Here may be the breakthrough you have all been waiting for. Yapta has helped in the past when fares have dropped and alerted you to re-fare your ticket.
This is a reprint of a New York Times article by Michelle Higgins November 16, 2008
YOU’VE signed up for fare alerts that send you an e-mail message when a flight you want to buy goes down in price. Ever wish you could get a similar message when a frequent-flier seat opens up on that plane?
Starting on Tuesday, Yapta will do just that. Known for alerting travelers to airfare price drops even after the ticket has been purchased, the site is testing a new service that allows travelers to receive an e-mail alert when an award seat becomes available. Travelers simply do a normal online search for airfare on Yapta.com and click “include award tickets” to begin tracking the flight. Yapta will automatically send alerts via e-mail if either the price drops or an award seat opens up.
The service, which is being offered free in a test phase, comes at a time when travelers, faced with sky-high airfares in a tough economic environment, may be increasingly tempted to use miles for flights. But finding an award seat, while rarely easy, could be particularly challenging as airlines cut capacity. The domestic market is expected to lose 22.6 million seats in the fourth quarter as airlines slash capacity by nearly 9 percent compared with a year ago, according to data from OAG, the global airline-schedule data company. Globally, airlines will offer 20.4 million fewer seats, a 2.3 percent decline in overall capacity.
That said, if the falloff in travel demand turns out to be greater than the capacity cuts, travelers could find more award availability as airlines try to fill seats any way they can. That scenario, said Tim Winship, an editor for SmarterTravel.com and the publisher of FrequentFlier.com, would be “a terrific opportunity for the airlines to reduce the liability of having the miles on their books and do so without diluting revenue” since the award seats would most likely have gone unsold anyway.

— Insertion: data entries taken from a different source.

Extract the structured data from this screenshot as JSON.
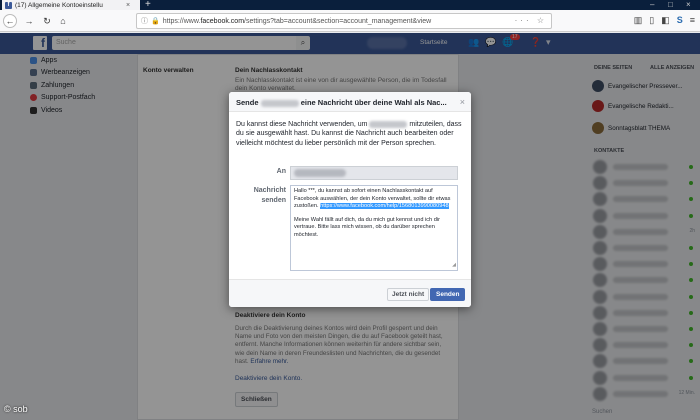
{
  "browser": {
    "tab_title": "(17) Allgemeine Kontoeinstellu",
    "url_prefix": "https://www.",
    "url_domain": "facebook.com",
    "url_path": "/settings?tab=account&section=account_management&view"
  },
  "fb": {
    "search_placeholder": "Suche",
    "startseite": "Startseite",
    "notif_count": "17"
  },
  "leftnav": {
    "items": [
      "Apps",
      "Werbeanzeigen",
      "Zahlungen",
      "Support-Postfach",
      "Videos"
    ]
  },
  "settings": {
    "section_label": "Konto verwalten",
    "nachlass_title": "Dein Nachlasskontakt",
    "nachlass_blurb": "Ein Nachlasskontakt ist eine von dir ausgewählte Person, die im Todesfall dein Konto verwaltet.",
    "deakt_title": "Deaktiviere dein Konto",
    "deakt_text": "Durch die Deaktivierung deines Kontos wird dein Profil gesperrt und dein Name und Foto von den meisten Dingen, die du auf Facebook geteilt hast, entfernt. Manche Informationen können weiterhin für andere sichtbar sein, wie dein Name in deren Freundeslisten und Nachrichten, die du gesendet hast.",
    "mehr": "Erfahre mehr.",
    "deakt_link": "Deaktiviere dein Konto.",
    "close_button": "Schließen"
  },
  "rightcol": {
    "pages_head": "DEINE SEITEN",
    "all_pages": "ALLE ANZEIGEN",
    "pages": [
      "Evangelischer Pressever...",
      "Evangelische Redakti...",
      "Sonntagsblatt THEMA"
    ],
    "contacts_head": "KONTAKTE",
    "contact_times": [
      "",
      "",
      "",
      "",
      "2h",
      "",
      "",
      "",
      "",
      "",
      "",
      "",
      "",
      "",
      "12 Min."
    ],
    "search": "Suchen"
  },
  "dialog": {
    "title_prefix": "Sende",
    "title_suffix": "eine Nachricht über deine Wahl als Nac...",
    "intro_a": "Du kannst diese Nachricht verwenden, um",
    "intro_b": "mitzuteilen, dass du sie ausgewählt hast. Du kannst die Nachricht auch bearbeiten oder vielleicht möchtest du lieber persönlich mit der Person sprechen.",
    "an_label": "An",
    "msg_label_1": "Nachricht",
    "msg_label_2": "senden",
    "msg_p1": "Hallo ***, du kannst ab sofort einen Nachlasskontakt auf Facebook auswählen, der dein Konto verwaltet, sollte dir etwas zustoßen.",
    "msg_link": "https://www.facebook.com/help/1568013990080948",
    "msg_p2": "Meine Wahl fällt auf dich, da du mich gut kennst und ich dir vertraue. Bitte lass mich wissen, ob du darüber sprechen möchtest.",
    "btn_later": "Jetzt nicht",
    "btn_send": "Senden"
  },
  "watermark": "© sob"
}
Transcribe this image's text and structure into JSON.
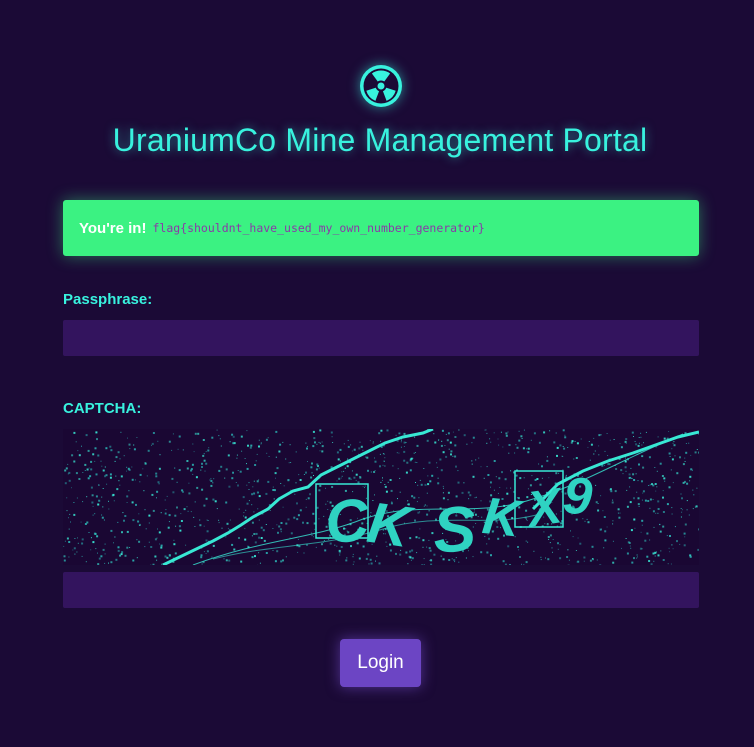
{
  "header": {
    "logo_icon": "radiation-icon",
    "title": "UraniumCo Mine Management Portal"
  },
  "alert": {
    "strong": "You're in!",
    "flag": "flag{shouldnt_have_used_my_own_number_generator}",
    "color": "#3bf282"
  },
  "form": {
    "passphrase_label": "Passphrase:",
    "passphrase_value": "",
    "captcha_label": "CAPTCHA:",
    "captcha_text": "CK SKX9",
    "captcha_value": "",
    "login_label": "Login"
  },
  "colors": {
    "background": "#1b0a36",
    "accent": "#38f2de",
    "input_bg": "#33145e",
    "button": "#6c45c4"
  }
}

Airlines typically release seats 11 months in advance but can release them at any time based on cancellations, changes or demand levels. “The reality is airlines do open and close buckets of inventory around award seats,” said Tom Romary, chief executive of Yapta.com. The new service, he said, constantly searches for those award seats so you don’t have to.
Mr. Romary, formerly a marketing executive with Alaska Airlines, said if 10 percent of the carrier’s seats were set aside for awards, typically only 5 percent were used. Alerting travelers to fresh award inventory, he added, can both help airlines alleviate some of their liability for unredeemed awards and encourage loyalty among travelers. “You are more likely to continue to use your airline credit card to earn more miles,” he said, if you’re able to redeem those miles.
The site will offer award-seat alerts for five major airlines.
Yapta’s award alert feature has yet to be proven. But ExpertFlyer.com, a subscription site that offers an inside look at airlines’ seat inventories, already offers a similar alert service that has been getting some good reviews from those obsessed with frequent-flier miles.
“Other than monitoring AA.com on a 24/7 basis there is nothing that can be done better than using flight alerts,” said Mike Josephson, a frequent flier from Keller, Tex., who said he has repeatedly used ExpertFlyer’s alert service with success to “game” the system. The alerts sometimes came just under the wire. For example, one alert he set up for an award ticket from Knoxville to Dallas arrived the day before departure. As a backup, he had booked a return flight from Nashville, which would have added about three hours of driving time to the trip, in case the Knoxville departure didn’t come through. “I realize it’s a chance you would have to take in waiting it out, but with ExpertFlyer doing most of the legwork, it’s easier than ever to win the game,” he said.
ExpertFlyer’s alerts are part of its Premium Plan service, which costs subscribers $9.99 a month, or $99.99 for a year’s subscription. For the cost, travelers get alerts for 21 airlines not just for award seats but also for coveted upgrade awards.
TRAVELERS can also specify the type of award they need for a given flight, be it a restricted coach award for 25,000 miles or an international upgrade, and receive alerts via e-mail or cellphone or other mobile device. Yapta nor ExpertFlyer are not booking sites, however. Both require you to book the award with the airline directly.
So far, airlines don’t seem to mind that the sites tip travelers off when award seats are released. “Most recognize that we are serving a positive function that takes away some of the pain for the flier and some of the phone calls to the airline’s call center for information,” said Chris Lopinto, the co-founder of ExpertFlyer.com.
“The technology that Yapta brings to the table, whether award tracker or flight tracker, really provides what we view as purposeful innovation,” said Mark Guerette, director of e-commerce with Alaska Airlines. “It helps the customer look for the proverbial needle in the haystack.”
Some airlines point out routes that tend to have good award availability at a given time of year on their Web sites. Mr. Winship, who lists his own top five picks each month on SmarterTravel.com, said destinations where airlines have bonus mileage promotions in place or are discounting prices are tipoffs that seats are available.